By Jennifer Ortiz
HOWELL – The Township Council has adopted a 2016 budget that officials said will put more police officers on Howell’s streets and help pay off debt. A public hearing on the budget was held during the council’s meeting on March 21.
Residential and commercial property owners will pay a total of $25.4 million in a local tax levy to support the $46.94 million budget and officials will use $2.3 million from Howell’s surplus account (savings) as revenue in the spending plan, according to Chief Financial Officer Louis Palazzo.
By way of comparison, Howell’s 2015 municipal budget totaled $46.2 million and relied on the collection of $24.5 million in a local tax levy and the use of $3.5 million from surplus as revenue.
Officials said the municipal tax rate will remain stable at 39.88 cents per $100 of assessed valuation in 2016.
In 2015, the average home in Howell was assessed at $308,500 and the owner of that home paid $1,230 in municipal taxes. In 2016, the average home in Howell is assessed at $318,169, according to Palazzo. With a tax rate of 39.88 cents, that homeowner will now pay $1,268 in municipal taxes (an increase of $38).
If a resident’s home was assessed at $308,500 in 2015 and that assessment has decreased to $298,500 in 2016, that resident’s municipal tax will decrease from $1,230 to $1,190 (a decrease of $40).
Municipal taxes are one part of a property owner’s tax bill, which also includes Monmouth County taxes, Howell K-8 School District taxes, Freehold Regional High School District taxes, a fire district tax and other assessments.
Palazzo said the 2016 budget includes funds for the hiring of two police officers, an additional staff member in the Emergency Medical Services unit and part-time support in the Howell Police Department Emergency Medical Services unit and the Department of Public Works.
Howell’s 2016 state aid is anticipated to remain stable at $7.92 million, according to Palazzo.
During the public hearing on the budget, Les Spindel, who lives in the Equestra adult community on Route 33, said, “As many of you (council members) know, the impact of the recent tax increases on Equestra residents has been quite severe. … you are using all of that increase (in ratables) to spend more money on yes, good things, but nevertheless, if you look at what the Board of Education has done, they have spent more money, but they have used the fact that there is an increase in ratables to also decrease their tax rate as opposed to keeping it constant.”
Spindel asked the council members to consider reducing property taxes by reducing the municipal tax rate.
“I appreciate the work you all do as volunteers, helping a great deal and doing wonderful things for us in town, as do other volunteers in town … and I do see in the budget that there is some amount of pay that goes to elected officials, which makes sense because you have expenses that need to be covered,” Spindel said.
“What I don’t understand is the $30,000 per person healthcare, if I’m reading this correctly, that two people are taking. … I would hope you would reconsider doing that and use the money that is being paid for expenses, etc., that even though it is available to you, the $60,000 is coming from taxpayers for healthcare coverage,” he said.
Mayor Bill Gotto responded to Spindel, saying, “One of the items you brought up was about certain governing body members taking healthcare benefits.
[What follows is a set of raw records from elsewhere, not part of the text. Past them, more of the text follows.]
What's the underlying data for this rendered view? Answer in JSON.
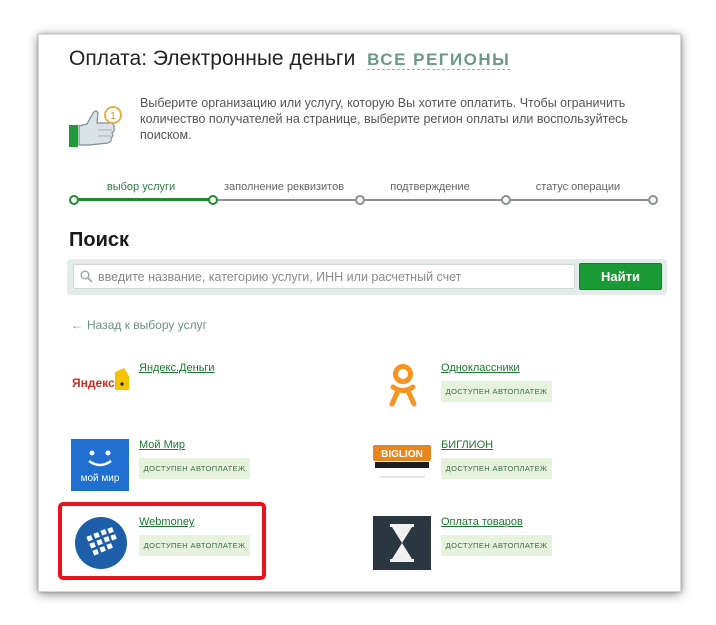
{
  "header": {
    "title": "Оплата: Электронные деньги",
    "region_link": "ВСЕ РЕГИОНЫ"
  },
  "hint": {
    "icon": "thumbs-up-icon",
    "badge_number": "1",
    "text": "Выберите организацию или услугу, которую Вы хотите оплатить. Чтобы ограничить количество получателей на странице, выберите регион оплаты или воспользуйтесь поиском."
  },
  "stepper": {
    "steps": [
      {
        "label": "выбор услуги",
        "active": true
      },
      {
        "label": "заполнение реквизитов",
        "active": false
      },
      {
        "label": "подтверждение",
        "active": false
      },
      {
        "label": "статус операции",
        "active": false
      }
    ]
  },
  "search": {
    "heading": "Поиск",
    "placeholder": "введите название, категорию услуги, ИНН или расчетный счет",
    "value": "",
    "button_label": "Найти"
  },
  "back_link": "Назад к выбору услуг",
  "services": [
    {
      "name": "Яндекс.Деньги",
      "badge": "",
      "logo": "yandex-money-logo",
      "logo_text": "Яндекс"
    },
    {
      "name": "Одноклассники",
      "badge": "доступен автоплатеж",
      "logo": "odnoklassniki-logo"
    },
    {
      "name": "Мой Мир",
      "badge": "доступен автоплатеж",
      "logo": "moy-mir-logo",
      "logo_text": "мой мир"
    },
    {
      "name": "БИГЛИОН",
      "badge": "доступен автоплатеж",
      "logo": "biglion-logo",
      "logo_text": "BIGLION"
    },
    {
      "name": "Webmoney",
      "badge": "доступен автоплатеж",
      "logo": "webmoney-logo"
    },
    {
      "name": "Оплата товаров",
      "badge": "доступен автоплатеж",
      "logo": "hourglass-logo"
    }
  ],
  "colors": {
    "accent_green": "#1a9a34",
    "link_green": "#1a7a2e",
    "badge_bg": "#e5f3dc",
    "highlight_red": "#e8131c"
  }
}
I am one of them. I have never shied away from that. It was a personal decision I made. I am not going to speak on behalf of one of more other governing body members that do it. I have never hidden behind that fact that I have done it.”
Gotto told Spindel he would be happy to discuss the matter privately if Spindel wanted to do so.
“I understand the concern and I am not naïve to it. I am very appreciative to the residents of Howell that I was able to receive that benefit. I feel that I worked very hard for that benefit, but I do understand the concern,” the mayor said.
Gotto acknowledged that Equestra residents have taken a hit on taxes “because of your homes’ assessed value and other issues like that which we are not going to go through and debate today because we are not going to resolve that today. But I understand what you are saying and I would like to put it in a little bit of context because I have received a number of phone calls and emails and people are asking, ‘Well, all of this money that is coming in, you are getting more because assessments are going up and all you are doing is taking more money and spending more money.’ And I certainly understand that.”
Gotto explained that of the $900,000 increase in the total tax levy from 2015 to 2016, $795,000 of the increase is attributable to a hike in debt payments this year.
“I think that is a good thing to be doing with the extra money we are taking in. We are not kicking the can down the road anymore, we are not issuing bond anticipation notes over and over … we are actually paying down principal,” the mayor said. “Some of the principal we are paying down is for things that (Howell officials) bonded for long before any of us were elected officials. We are paying down our debt and I think that is a very strong statement.”
Gotto said he is proud of what is being done with the budget and he appreciates the additional $39 a year (the owner of a home assessed at the township average) is going to pay in municipal taxes this year. He said the council has lowered fees and taxes when it has been able to do so.
The 2016 budget was adopted by Gotto, Deputy Mayor Robert Nicastro, Councilman Edward Guz and Councilman Robert Walsh. Councilwoman Pauline Smith was absent from the meeting.